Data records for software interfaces
=== Section Start ===

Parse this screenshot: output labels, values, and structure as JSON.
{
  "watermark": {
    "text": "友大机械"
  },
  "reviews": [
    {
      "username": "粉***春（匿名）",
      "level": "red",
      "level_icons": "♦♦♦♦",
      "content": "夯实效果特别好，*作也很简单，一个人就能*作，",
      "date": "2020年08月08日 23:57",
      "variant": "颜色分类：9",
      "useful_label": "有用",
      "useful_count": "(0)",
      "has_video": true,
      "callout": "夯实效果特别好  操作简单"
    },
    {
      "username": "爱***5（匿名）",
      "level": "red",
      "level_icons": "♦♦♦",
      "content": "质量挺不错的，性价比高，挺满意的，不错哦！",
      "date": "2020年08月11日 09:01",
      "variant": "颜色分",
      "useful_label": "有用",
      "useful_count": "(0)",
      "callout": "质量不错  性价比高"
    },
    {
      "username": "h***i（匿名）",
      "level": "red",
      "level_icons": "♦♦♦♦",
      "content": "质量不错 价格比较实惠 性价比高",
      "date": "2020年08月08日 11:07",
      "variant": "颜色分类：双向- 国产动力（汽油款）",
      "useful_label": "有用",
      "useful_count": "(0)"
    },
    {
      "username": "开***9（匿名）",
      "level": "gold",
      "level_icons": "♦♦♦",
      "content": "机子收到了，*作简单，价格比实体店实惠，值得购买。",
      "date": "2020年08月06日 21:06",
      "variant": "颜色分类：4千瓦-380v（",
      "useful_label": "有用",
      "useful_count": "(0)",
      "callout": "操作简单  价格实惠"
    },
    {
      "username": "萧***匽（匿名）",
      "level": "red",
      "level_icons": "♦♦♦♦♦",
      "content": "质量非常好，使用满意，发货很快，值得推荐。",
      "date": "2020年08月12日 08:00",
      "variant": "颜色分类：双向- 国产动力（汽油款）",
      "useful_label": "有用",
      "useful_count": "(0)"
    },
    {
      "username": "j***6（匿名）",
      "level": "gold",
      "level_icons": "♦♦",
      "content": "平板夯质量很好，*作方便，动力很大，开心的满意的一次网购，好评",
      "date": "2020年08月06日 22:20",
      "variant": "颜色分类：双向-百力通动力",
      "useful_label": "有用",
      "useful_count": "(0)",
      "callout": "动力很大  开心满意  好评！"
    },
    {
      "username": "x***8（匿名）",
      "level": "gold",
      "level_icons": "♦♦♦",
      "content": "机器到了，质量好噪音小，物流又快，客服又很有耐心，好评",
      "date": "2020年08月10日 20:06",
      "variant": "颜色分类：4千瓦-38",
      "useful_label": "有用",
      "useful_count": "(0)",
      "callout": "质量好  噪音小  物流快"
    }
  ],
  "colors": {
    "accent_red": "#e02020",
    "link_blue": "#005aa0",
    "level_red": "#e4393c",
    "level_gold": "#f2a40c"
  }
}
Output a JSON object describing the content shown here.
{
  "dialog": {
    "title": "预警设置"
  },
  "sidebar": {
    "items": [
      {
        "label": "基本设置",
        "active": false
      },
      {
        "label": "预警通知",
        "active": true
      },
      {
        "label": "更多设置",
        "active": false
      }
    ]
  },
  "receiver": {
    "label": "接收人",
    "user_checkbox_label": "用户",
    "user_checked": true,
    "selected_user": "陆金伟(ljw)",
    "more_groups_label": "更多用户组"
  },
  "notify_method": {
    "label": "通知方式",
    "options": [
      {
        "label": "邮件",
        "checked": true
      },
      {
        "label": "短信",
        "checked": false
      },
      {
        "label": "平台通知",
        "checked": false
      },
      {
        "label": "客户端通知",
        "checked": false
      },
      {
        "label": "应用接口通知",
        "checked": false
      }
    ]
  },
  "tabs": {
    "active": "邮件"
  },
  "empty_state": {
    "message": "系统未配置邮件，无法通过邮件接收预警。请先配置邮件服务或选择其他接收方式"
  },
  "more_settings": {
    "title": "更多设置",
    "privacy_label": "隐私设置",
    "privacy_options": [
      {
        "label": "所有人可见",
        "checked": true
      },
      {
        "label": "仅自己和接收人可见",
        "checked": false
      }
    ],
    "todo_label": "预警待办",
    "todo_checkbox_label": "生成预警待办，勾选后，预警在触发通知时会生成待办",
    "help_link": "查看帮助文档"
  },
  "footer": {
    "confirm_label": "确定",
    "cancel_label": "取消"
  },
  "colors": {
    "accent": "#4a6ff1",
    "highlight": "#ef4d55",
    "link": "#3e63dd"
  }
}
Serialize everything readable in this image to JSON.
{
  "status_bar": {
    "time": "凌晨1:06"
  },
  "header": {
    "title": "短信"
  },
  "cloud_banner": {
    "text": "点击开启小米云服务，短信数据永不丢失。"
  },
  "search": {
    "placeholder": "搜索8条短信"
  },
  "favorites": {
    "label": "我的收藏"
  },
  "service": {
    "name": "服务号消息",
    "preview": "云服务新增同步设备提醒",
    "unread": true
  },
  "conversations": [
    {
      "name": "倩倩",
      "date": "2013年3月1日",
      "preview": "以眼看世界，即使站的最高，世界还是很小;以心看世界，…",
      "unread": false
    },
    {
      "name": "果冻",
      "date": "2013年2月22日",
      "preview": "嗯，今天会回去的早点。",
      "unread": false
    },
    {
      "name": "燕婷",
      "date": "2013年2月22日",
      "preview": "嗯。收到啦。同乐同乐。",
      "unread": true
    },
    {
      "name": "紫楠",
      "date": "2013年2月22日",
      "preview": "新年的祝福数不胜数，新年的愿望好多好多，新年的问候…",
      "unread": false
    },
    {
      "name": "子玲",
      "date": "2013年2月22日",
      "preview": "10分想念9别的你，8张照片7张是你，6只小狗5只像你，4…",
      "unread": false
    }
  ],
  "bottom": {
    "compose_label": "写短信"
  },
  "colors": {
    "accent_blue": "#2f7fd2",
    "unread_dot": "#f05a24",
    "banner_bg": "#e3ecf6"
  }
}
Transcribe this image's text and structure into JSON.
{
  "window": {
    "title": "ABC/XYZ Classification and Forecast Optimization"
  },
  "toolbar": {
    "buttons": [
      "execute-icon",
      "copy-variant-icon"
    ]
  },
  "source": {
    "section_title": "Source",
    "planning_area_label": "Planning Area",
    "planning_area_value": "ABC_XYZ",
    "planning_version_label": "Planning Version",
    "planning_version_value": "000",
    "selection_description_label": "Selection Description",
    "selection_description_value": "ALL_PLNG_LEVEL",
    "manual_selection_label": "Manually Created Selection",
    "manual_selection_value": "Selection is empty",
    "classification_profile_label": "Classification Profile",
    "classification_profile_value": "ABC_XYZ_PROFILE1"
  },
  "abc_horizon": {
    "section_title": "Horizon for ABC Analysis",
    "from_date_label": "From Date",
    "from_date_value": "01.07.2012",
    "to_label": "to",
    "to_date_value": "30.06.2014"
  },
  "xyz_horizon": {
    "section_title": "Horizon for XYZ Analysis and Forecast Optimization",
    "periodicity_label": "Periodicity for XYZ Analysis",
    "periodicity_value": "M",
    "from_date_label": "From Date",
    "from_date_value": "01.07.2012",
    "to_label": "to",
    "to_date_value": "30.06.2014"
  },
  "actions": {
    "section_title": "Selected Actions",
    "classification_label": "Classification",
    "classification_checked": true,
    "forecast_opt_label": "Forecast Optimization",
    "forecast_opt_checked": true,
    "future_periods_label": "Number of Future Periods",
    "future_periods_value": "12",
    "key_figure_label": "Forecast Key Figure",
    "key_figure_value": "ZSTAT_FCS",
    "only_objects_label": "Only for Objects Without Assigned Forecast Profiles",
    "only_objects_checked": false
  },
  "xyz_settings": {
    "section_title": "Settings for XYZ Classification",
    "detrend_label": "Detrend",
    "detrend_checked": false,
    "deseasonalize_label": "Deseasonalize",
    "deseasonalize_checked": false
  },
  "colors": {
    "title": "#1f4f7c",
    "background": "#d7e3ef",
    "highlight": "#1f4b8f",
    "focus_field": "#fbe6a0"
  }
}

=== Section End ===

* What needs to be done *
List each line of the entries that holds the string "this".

* Exercise output *
Parse this screenshot: output labels, values, and structure as JSON.
Serialize everything readable in this image to JSON.
Transcribe this image's text and structure into JSON.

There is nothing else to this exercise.